“Corona Warriors”: The Asha workers of Uttar Pradesh
Asha Workers are the backbone of rural health infrastructure in India. Since the pandemic began, they have been actively involved in educating and helping people cope with the effects of COVID19.
- 28 January 2022
- 4 min read
- by Aayushi Shukla
It is 15:30 in the small village of Chirgoda, 350km from the capital of Uttar Pradesh, Lucknow. Champa Devi has just finished her daily Asha (Accredited Social Health Activist) work.
“Today I had to get up at 3.30am. It’s because Sunita was going to have a baby and I went to the hospital with her,” she says.
When asked to explain what her role was in Sunita’s delivery, she says, “I am the one who takes care of all pregnant women in the village. I advise them on what to eat and how to take care of their health while the baby is inside them. I encourage them to give birth in hospitals instead of their homes. I bring their infants to get their immunisation and encourage them to do family planning".
According to UNICEF, the maternal mortality rate of India has decreased from 130 in 2014-16 to 113 per 100,000 live births in 2016-18. The ground level efforts of these Asha healthcare workers have played a huge role in keeping mothers alive.
An Asha is appointed by the Indian government as the primary healthcare information distributor in far off hamlets and villages where poverty and illiteracy have deep roots. These Asha workers travel the length and breadth of their villages every day of the year to make sure that poverty-stricken communities are informed of the health benefits provided by the government.
“I went from home to home, asking people to get vaccinated. There was always the fear of bringing the disease home. But I went on to do my duty as a service to my community.”
During the COVID-19 pandemic, they have been at the forefront of tackling vaccine hesitancy among people by educating them about its benefits. There is at least one “Asha” in every village, the literal meaning of the term being “hope”.
Have you read?
The Asha Workers of India are being called ‘corona warriors’ for delivering health services to rural women during the pandemic. These women, often clad in traditional sarees, are game changers in the otherwise conservative landscape of rural India.
One of their biggest challenges, particularly with COVID-19, is the risk to their families. Manju Devi, an Asha worker from the city of Padrauna, Uttar Pradesh, explains, “I have a small daughter who has not been well during the pandemic.
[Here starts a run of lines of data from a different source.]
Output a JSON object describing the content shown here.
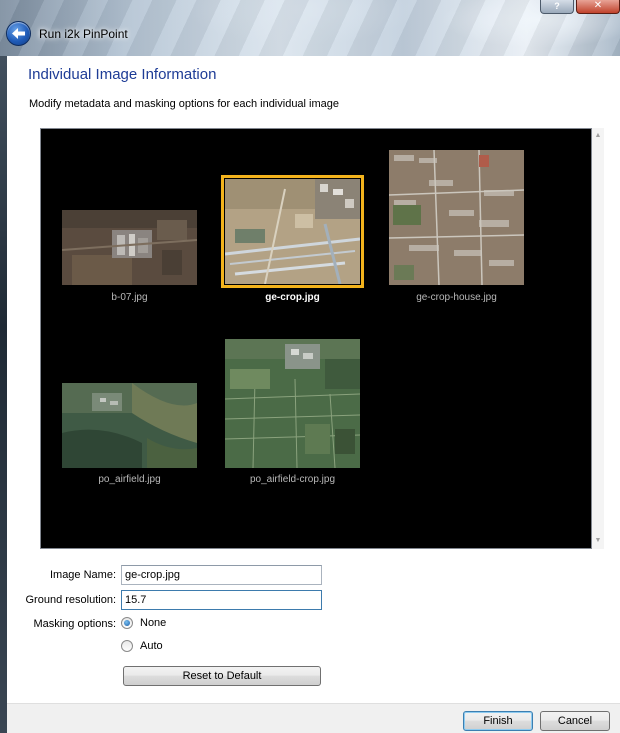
{
  "window": {
    "title": "Run i2k PinPoint",
    "help_label": "?",
    "close_label": "✕",
    "back_icon": "back-arrow-icon"
  },
  "page": {
    "heading": "Individual Image Information",
    "subheading": "Modify metadata and masking options for each individual image"
  },
  "gallery": {
    "selected": "ge-crop.jpg",
    "images": [
      {
        "name": "b-07.jpg"
      },
      {
        "name": "ge-crop.jpg"
      },
      {
        "name": "ge-crop-house.jpg"
      },
      {
        "name": "po_airfield.jpg"
      },
      {
        "name": "po_airfield-crop.jpg"
      }
    ]
  },
  "form": {
    "image_name_label": "Image Name:",
    "image_name_value": "ge-crop.jpg",
    "ground_resolution_label": "Ground resolution:",
    "ground_resolution_value": "15.7",
    "masking_label": "Masking options:",
    "masking_options": [
      "None",
      "Auto"
    ],
    "masking_selected": "None",
    "reset_label": "Reset to Default"
  },
  "buttons": {
    "finish": "Finish",
    "cancel": "Cancel"
  },
  "colors": {
    "heading": "#1e3c96",
    "selection": "#f3b31c",
    "gallery_bg": "#000000"
  }
}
I was on vaccination duty for the government. I went from home to home, asking people to get vaccinated. There was always the fear of bringing the disease home. But I went on to do my duty as a service to my community.”
These healthcare workers are relentless in their service. Their main motivation, as described by Champa Devi, is the responsibility that comes with the job.
“If one mother is dying in my village because of not getting hospital treatment or if one child suffers from an otherwise preventable disease, it will be my responsibility. I go to people’s homes to convince them to get the vaccine. There are medical terms that we don’t understand but I know that vaccines make it easier to deal with the virus. The big city doctors have explained things to us on recorded messages we were sent by the government. It also helps that I am older because the villagers respect me as an elderly person and, therefore, listen to me,” Devi says.
Follow Aayushi Shukla on Twitter at @Aayu60630019